Quality management can use a checkweigher for Nondestructive testing to verify finished goods using common Evaluation methods to detect pieces missing from a "finished" product, such as grease from a bearing, or a missing roller within the housing.
Checkweighers can be built with metal detectors, x-ray machine, open-flap detection, bar-code scanners, holographic scanners, temperature sensors, vision inspectors, timing screws to set the timing and spacing between product, indexing gates and concentrator ducts to line up the product into a designated area on the conveyor. An industrial motion checkweigher can sort products from a fraction of a gram to many, many kilograms. In english units, is this from less than 100th of an ounce to as much as 500lbs or more. Specialized checkweighers can weigh commercial aircraft, and even find their center-of-gravity.
Checkweighers can be very high speed, processing products weighing fractions of a gram at over 100m/m (meters per minute, such as pharmaceuticals, and 200lb bags of produce at over 100fpm(feet per minute). They can be designed in many shapes and sizes, hung from ceilings, raised on mezzanines, operated in ovens or in refrigerators. Their conveying medium can be industrial belting, low-static belting, chains similar to bicycle chains(but much smaller), or interlocked chain belts of any width.
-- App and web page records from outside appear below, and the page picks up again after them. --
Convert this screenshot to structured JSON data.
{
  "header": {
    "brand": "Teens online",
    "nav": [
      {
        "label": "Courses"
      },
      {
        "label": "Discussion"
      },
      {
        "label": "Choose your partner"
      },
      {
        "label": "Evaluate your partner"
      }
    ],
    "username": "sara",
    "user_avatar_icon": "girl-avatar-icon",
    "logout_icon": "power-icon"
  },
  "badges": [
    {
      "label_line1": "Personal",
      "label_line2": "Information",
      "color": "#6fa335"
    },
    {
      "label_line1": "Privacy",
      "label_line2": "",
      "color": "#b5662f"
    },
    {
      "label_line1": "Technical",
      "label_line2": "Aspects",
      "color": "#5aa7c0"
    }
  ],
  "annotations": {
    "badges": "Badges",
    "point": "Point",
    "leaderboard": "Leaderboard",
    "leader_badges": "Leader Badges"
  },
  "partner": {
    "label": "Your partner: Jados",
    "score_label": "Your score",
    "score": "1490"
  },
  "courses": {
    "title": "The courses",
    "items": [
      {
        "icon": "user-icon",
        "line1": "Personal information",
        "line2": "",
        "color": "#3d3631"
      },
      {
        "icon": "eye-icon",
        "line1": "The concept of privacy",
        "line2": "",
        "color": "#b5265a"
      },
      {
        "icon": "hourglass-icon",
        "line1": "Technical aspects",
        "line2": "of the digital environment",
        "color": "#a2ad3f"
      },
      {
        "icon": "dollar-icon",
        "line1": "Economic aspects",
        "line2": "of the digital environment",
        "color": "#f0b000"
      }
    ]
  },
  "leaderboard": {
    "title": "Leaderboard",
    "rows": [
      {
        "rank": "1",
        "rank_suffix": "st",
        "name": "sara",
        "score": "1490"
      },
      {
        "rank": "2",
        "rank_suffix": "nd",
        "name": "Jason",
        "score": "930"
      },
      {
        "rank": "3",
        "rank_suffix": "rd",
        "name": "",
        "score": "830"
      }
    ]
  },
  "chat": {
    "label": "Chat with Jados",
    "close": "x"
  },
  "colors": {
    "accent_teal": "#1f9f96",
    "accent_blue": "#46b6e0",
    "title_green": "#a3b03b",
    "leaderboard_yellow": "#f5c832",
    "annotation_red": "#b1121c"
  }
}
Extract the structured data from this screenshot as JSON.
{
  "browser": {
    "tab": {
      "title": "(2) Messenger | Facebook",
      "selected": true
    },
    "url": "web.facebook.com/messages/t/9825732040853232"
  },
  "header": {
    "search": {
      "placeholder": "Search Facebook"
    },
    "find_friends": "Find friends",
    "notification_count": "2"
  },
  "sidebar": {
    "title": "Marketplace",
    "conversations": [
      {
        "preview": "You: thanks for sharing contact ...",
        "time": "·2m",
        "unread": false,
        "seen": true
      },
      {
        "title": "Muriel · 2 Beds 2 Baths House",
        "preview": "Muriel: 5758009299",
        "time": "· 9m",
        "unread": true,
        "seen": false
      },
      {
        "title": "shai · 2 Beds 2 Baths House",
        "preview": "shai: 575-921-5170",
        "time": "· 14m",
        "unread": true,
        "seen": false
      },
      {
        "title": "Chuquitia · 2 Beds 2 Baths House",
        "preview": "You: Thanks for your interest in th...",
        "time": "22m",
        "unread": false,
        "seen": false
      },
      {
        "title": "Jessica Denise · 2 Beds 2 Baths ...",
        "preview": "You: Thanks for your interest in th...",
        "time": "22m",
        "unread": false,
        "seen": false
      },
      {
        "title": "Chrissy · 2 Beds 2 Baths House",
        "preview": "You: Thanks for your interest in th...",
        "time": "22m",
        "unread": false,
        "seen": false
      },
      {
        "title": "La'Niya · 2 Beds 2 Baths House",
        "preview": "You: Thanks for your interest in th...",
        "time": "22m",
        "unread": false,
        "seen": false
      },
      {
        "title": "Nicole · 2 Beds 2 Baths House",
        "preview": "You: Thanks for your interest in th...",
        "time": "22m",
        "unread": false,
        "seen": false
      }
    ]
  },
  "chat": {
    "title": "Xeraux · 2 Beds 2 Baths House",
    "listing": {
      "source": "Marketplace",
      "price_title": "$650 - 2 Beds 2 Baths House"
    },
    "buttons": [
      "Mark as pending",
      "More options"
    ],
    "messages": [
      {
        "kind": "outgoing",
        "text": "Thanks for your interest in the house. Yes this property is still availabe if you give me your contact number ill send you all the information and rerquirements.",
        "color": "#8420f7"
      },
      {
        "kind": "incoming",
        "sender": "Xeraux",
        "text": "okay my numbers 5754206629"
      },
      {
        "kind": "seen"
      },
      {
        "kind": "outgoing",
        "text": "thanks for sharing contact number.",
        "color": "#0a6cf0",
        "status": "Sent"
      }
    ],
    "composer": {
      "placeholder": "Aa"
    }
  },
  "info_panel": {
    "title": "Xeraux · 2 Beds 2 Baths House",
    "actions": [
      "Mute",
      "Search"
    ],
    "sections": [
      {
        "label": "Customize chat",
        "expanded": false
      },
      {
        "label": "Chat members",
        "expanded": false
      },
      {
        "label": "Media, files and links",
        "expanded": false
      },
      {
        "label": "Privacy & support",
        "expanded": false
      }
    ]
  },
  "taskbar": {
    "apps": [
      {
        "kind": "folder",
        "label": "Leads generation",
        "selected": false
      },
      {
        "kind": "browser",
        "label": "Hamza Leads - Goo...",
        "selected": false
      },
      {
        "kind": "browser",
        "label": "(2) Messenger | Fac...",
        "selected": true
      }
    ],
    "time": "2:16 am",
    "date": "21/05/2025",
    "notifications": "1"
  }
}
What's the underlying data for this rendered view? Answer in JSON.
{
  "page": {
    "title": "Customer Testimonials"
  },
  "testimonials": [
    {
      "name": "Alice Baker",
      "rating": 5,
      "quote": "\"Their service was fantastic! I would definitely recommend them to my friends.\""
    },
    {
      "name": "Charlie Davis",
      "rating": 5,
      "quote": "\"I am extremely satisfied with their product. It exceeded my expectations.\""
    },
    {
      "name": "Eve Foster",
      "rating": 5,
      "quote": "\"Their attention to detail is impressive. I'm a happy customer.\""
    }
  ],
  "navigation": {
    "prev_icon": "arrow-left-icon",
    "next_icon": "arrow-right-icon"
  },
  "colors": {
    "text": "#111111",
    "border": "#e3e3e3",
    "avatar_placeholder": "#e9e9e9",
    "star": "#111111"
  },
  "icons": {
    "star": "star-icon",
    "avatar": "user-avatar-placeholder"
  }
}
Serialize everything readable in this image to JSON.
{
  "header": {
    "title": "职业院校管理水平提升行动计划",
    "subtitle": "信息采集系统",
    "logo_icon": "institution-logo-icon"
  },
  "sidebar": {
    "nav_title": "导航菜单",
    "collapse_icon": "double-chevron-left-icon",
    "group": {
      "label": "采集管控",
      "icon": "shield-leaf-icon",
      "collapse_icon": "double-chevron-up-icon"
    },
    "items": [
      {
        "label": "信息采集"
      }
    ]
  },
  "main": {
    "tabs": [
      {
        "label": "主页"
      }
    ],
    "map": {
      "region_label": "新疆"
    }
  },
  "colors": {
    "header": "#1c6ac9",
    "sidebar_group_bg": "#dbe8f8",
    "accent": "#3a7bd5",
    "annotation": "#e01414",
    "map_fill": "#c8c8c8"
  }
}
They can have chain belts made of special materials, different polymers, metals, etc.
Checkweighers are used in cleanrooms, dry atmosphere environments, wet environments, produce barns, food processing, drug processing, etc. Checkweighers are specified by the kind of environment, and the kind of cleaning will be used. Typically, a checkweigher for produce is made of mild steel, and one that will be cleaned with harsh chemicals, such as bleach, will be made with all stainless steel parts, even the Load cells. These machines are labeled "full washdown", and must have every part and component specified to survive the washdown environment.
Checkweigher are operated in some applications for extremely long periods of time- 24/7 year round. Generally, conveyor lines are not stopped unless there is maintenance required, or there is an emergency stop, called an E-stop. Checkweighers operating in high density conveyor lines may have numerous special equipments in their design to ensure that if an Estop occurs, all power going to all motors is removed until the E-stop is cleared and reset.